  • I’d be curious to know what the value of their set up is. Surely if a customer is paying 5K for a performance, he’s expecting the stage to be quite attractive. Thanks for sharing – quite inspiring!

    • I will not speak directly for Jason and Stacy. I can tell you that staging is not your concern at higher paying gigs. Most corporate events have a stage set for their event. You can put ‘conditions’ to enhance your performance in your contact ‘rider’. The VALUE is in how your performance meets the bookers needs. If you are performing at a conference where everyone has been work focused and overloaded with information, that you can make them completely unwind and laugh and feel rejuvinated in 45 minutes is WHY they are paying you big bucks. I know that Jason recently did his highest paying gig and it was in a cramped restaurant setting … not even a stage. As discussed in Ep 1 with Andrew Smith and Ep15 with Barry Friedman this whole value proposition – how much do I charge – has more to do with the story you tell yourself in your head of what you think you are worth. This is difficult to get past especially since we have grown up in a culture that says we are worth $X per hour. It is also entirely possible to break free of this mindset too. Anyone who thinks it is easy is simply wrong. I know Andrew, Jason and Barry had to really apply themselves to this to make it happen. I too am studying, watching, learning, mimicking and one day I want to be there too. It’s not an overnight process. It also has little to do with a sparkly stage background. Hope this helps.

      • Thank you Julian! Although I admire Jason & Stacy, it’s not a direction I envision for myself but it is encouraging to see where hard work & perseverance can take you. I’ve also learned from this episode that’s it’s not enough to have a great website – it’s time for some “cold calls” now!

        By the way, I raised my prices after the Andrew Smith episode and I’ve improved my show 100%. It’s a fantastic journey for me!

        • You have taken these opportunities with both hands and run with it. I have seen such HUGE improvements from you Christine. You are re-writing your own story and we are watching it play out . Exciting and REAL stuff.

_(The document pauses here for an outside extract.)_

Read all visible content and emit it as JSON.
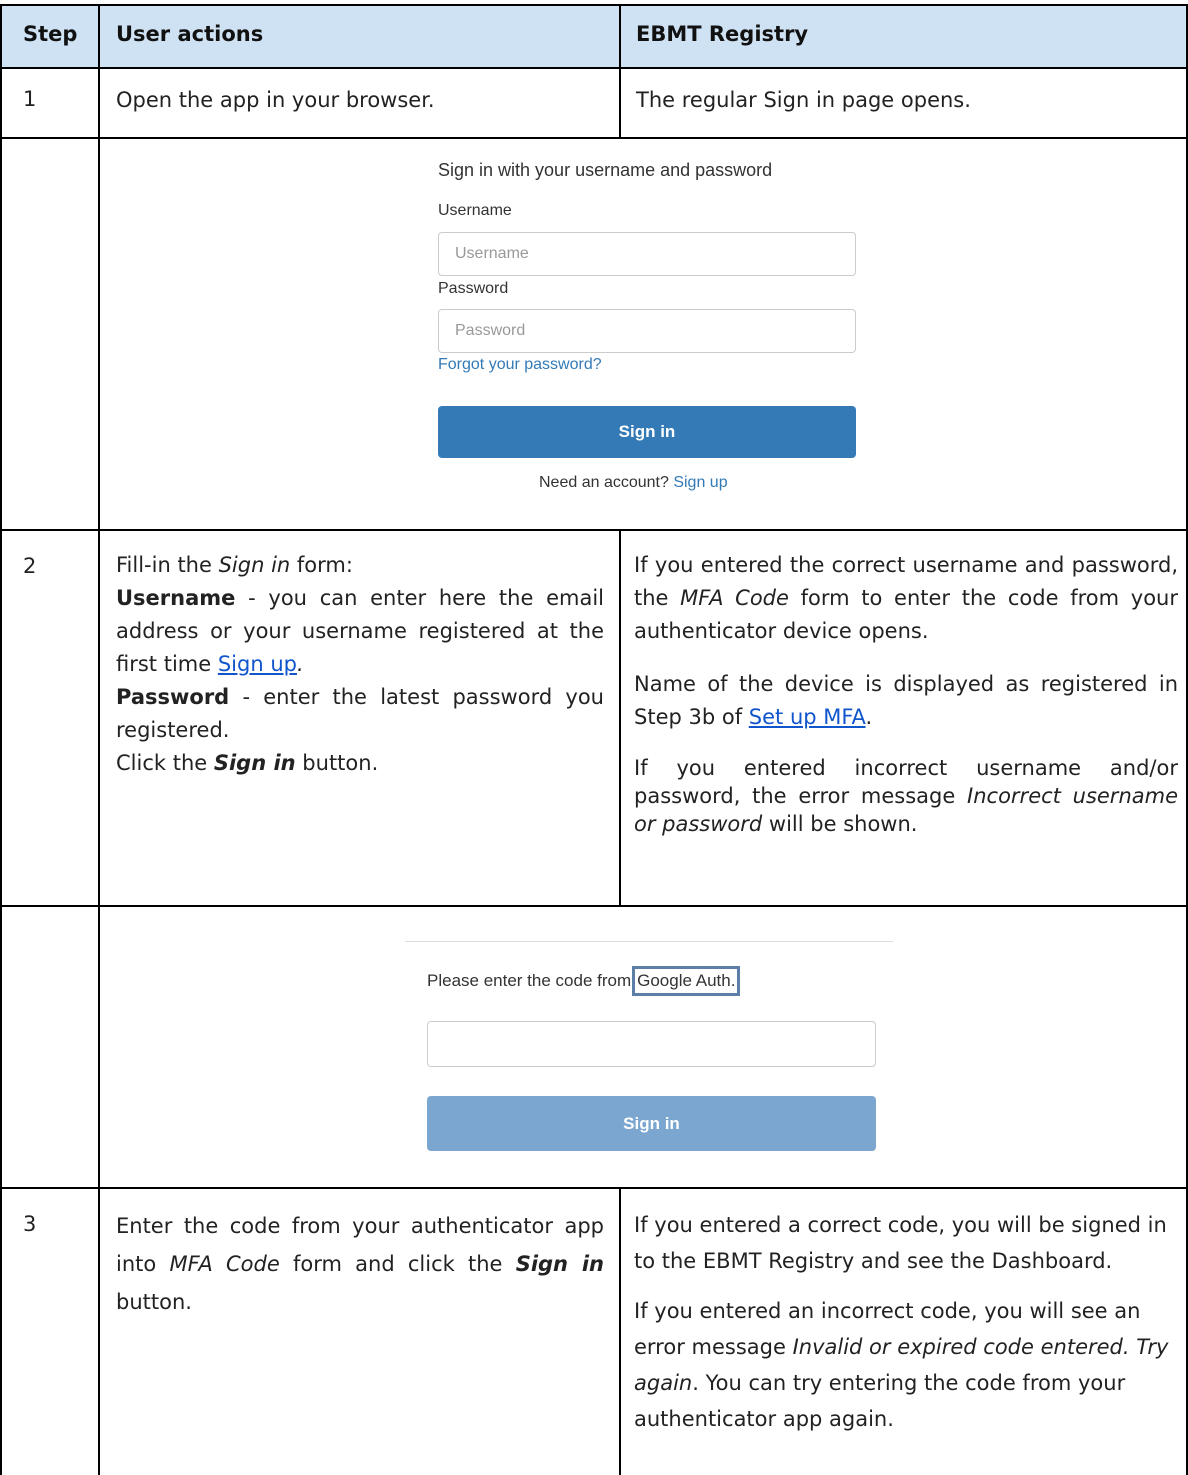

  • Great story, looking forward to seeing the follow-up in a year!
    I don’t know if they check this, or anyone else wants to answer, but did have one question:
    They talk about the fact that around 2-3 weeks prior to the show is when ticket sales picked up and they feel it is due (at least a decent amount of it is due) to the social media marketing. But wouldn’t that also be when people would normally start to purchase tickets? I don’t know, it’s just a question that came to me while I was listening. Would a local show with a talent that isn’t a “big” name expect to have tickets sold months in advance if their marketing was better?

    • I’m keen to do this follow up, just have to wait 11 or so months.

  • Other than the great tips from the people they interview, I feel like I should have made (or at least should start making) a list of invaluable / inspiring tips from Julian and Ken. From this episode

    The effect you have on others is your most valuable currency!

    Risk being seen!

    These seem to be from Jim Carrey’s Commencement Address at the 2014 MUM Graduation, or the shorter version, Jim Carrey’s Secret of Life The Effect You Have On Others Is The Most Valuable Currency

    Here’s the short version, likely the best way you can spend 3 minutes and 16 seconds today:

    Here’s the entire speech:

    It could be based on Jackie Robinson’s “A life is not important except in the impact it has on other lives”, but that’s just a guess.

    • That’s exactly what I do Bart, I have notebooks full of things. I refer to the Jim Carrey talk often. I always look for things that have an economy of words to express larger ideas.